### EXCERPTED DATA

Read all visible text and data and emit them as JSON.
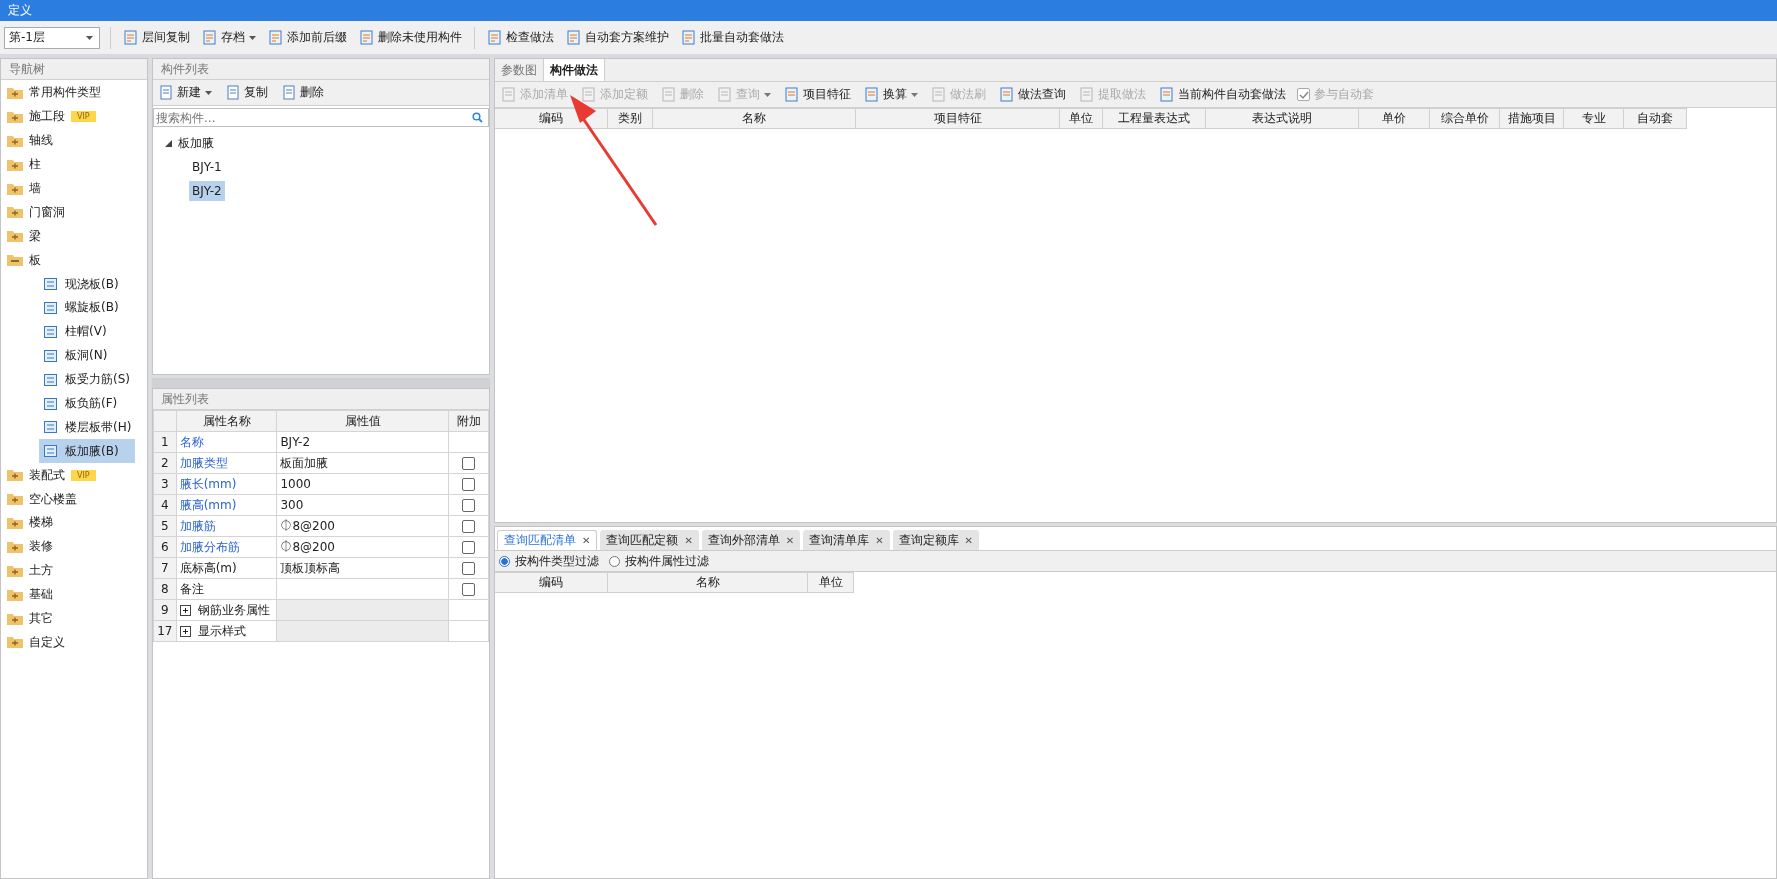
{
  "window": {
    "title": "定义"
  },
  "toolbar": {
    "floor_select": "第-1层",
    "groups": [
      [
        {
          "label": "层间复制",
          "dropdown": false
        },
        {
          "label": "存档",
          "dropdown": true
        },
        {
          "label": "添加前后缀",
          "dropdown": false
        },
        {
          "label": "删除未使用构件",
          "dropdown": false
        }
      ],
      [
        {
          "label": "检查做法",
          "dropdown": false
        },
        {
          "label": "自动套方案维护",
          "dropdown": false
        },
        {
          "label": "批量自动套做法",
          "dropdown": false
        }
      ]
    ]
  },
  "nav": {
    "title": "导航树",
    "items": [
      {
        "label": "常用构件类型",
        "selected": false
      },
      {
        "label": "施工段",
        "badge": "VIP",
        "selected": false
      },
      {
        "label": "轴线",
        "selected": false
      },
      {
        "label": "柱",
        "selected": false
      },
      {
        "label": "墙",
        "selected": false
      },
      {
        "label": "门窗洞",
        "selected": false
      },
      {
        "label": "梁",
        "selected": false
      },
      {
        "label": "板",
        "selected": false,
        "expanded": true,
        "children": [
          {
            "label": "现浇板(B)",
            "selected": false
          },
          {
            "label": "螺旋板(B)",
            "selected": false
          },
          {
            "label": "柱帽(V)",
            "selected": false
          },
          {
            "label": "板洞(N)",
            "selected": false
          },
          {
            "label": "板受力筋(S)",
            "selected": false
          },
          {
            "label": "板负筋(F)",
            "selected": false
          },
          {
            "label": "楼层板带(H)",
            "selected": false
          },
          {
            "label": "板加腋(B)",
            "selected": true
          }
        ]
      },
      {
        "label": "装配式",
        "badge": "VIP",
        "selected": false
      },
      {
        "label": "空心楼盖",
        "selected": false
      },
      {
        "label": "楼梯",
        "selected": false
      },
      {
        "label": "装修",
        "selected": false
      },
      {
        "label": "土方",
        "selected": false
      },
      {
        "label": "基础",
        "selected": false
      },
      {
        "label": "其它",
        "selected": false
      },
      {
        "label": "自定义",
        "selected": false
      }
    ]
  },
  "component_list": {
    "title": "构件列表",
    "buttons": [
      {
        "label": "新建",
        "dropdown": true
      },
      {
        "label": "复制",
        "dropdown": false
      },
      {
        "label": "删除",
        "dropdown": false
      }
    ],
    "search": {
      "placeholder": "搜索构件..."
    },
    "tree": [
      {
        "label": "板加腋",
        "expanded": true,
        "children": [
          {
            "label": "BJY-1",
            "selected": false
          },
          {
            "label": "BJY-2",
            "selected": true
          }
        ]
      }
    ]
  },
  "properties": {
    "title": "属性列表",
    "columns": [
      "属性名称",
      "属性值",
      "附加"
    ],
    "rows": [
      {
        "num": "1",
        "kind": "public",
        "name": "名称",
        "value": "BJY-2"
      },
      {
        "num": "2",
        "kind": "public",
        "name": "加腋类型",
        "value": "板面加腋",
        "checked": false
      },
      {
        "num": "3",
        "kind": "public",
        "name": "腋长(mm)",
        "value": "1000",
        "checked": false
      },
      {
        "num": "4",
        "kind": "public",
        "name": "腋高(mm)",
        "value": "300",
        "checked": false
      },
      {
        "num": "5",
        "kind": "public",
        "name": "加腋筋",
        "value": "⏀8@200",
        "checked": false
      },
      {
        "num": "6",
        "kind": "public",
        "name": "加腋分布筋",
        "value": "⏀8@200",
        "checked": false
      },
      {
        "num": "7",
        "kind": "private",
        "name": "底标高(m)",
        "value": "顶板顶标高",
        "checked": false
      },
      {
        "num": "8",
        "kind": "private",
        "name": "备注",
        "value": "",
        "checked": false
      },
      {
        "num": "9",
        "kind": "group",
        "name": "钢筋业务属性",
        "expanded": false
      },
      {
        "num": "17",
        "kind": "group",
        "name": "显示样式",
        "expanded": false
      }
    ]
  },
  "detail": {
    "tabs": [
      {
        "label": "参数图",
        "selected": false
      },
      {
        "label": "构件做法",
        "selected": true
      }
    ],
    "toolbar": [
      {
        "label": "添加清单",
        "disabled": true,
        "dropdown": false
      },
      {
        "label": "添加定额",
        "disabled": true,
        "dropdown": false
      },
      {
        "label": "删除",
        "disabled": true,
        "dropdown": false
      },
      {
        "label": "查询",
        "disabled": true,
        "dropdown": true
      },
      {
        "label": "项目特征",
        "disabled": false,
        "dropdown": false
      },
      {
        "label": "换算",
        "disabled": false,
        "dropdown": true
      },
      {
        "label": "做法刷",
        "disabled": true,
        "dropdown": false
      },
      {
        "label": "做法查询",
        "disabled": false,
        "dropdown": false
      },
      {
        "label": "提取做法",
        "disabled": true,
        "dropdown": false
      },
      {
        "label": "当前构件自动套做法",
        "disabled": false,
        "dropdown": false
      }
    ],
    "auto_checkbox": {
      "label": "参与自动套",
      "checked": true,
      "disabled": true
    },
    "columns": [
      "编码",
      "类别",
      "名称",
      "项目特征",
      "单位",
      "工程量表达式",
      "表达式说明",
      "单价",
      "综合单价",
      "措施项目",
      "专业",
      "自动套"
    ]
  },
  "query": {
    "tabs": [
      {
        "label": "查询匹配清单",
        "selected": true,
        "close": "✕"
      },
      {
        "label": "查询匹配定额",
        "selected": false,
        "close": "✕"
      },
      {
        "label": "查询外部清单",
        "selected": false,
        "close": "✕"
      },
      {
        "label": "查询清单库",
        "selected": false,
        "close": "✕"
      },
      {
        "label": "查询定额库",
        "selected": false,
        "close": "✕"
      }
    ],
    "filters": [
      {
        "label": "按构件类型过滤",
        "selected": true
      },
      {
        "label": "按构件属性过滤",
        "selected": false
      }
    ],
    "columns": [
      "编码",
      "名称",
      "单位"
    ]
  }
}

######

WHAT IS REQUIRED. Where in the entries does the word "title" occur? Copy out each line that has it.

TASK RESULT.
    "title": "定义"
    "title": "导航树",
    "title": "构件列表",
    "title": "属性列表",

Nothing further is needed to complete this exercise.